Peppermint Shrimp are renowned for their dazzling red and white stripes, adding a dash of color to your aquatic environment. Beyond their visual appeal, they are nature's warriors against the nuisance Aiptasia, a pest that can plague even the most well-maintained tanks. These shrimp are the eco-friendly, chemical-free answer to Aiptasia infestations.
Aiptasia, a common pest in aquariums, can harm your coral and disrupt the balance of your tank. Peppermint Shrimp, with their insatiable appetite for Aiptasia, provide a natural and sustainable means of controlling these unwanted invaders. They are meticulous in their hunting, efficiently targeting and eliminating Aiptasia without causing harm to your other tank inhabitants.
Their adaptability to captive environments, easy care requirements, and Aiptasia-eating prowess make them an essential addition for both beginners and experienced aquarists. Say goodbye to Aiptasia problems and hello to a thriving, harmonious aquatic ecosystem with our Peppermint Shrimp!
- Tank Size: A minimum tank size of 20 gallons is recommended.
- Water Parameters: Maintain a temperature of 72-78°F (22-26°C), a pH level between 8.1-8.4, and a specific gravity of 1.023-1.025.
- Feeding: Peppermint Shrimp primarily feed on Aiptasia anemones, but you can supplement their diet with small meaty foods like brine shrimp or mysis shrimp if Aiptasia is scarce.
- Compatibility: Peppermint Shrimp are generally peaceful and can coexist with various fish and invertebrates.
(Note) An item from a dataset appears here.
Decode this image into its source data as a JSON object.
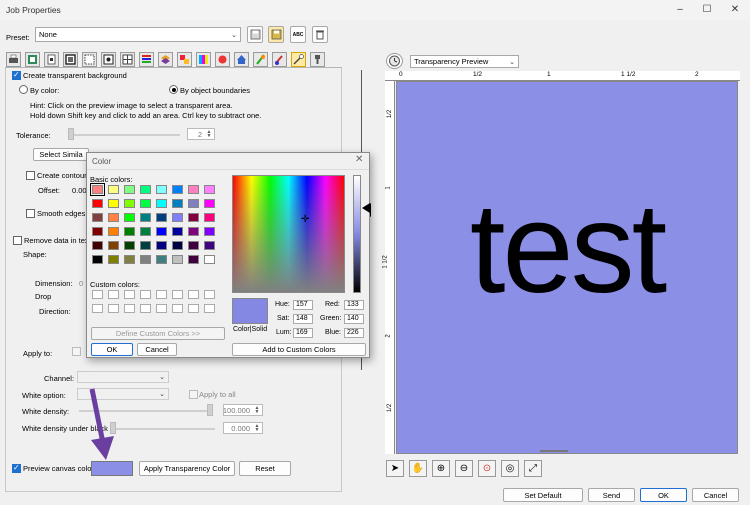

However, avoid keeping them with large predatory species that may harm them.
- Hiding Places: Provide ample hiding spots in the aquarium to allow them to molt and hide when needed.
- Maintenance: Regular water changes and monitoring water quality are crucial for their well-being.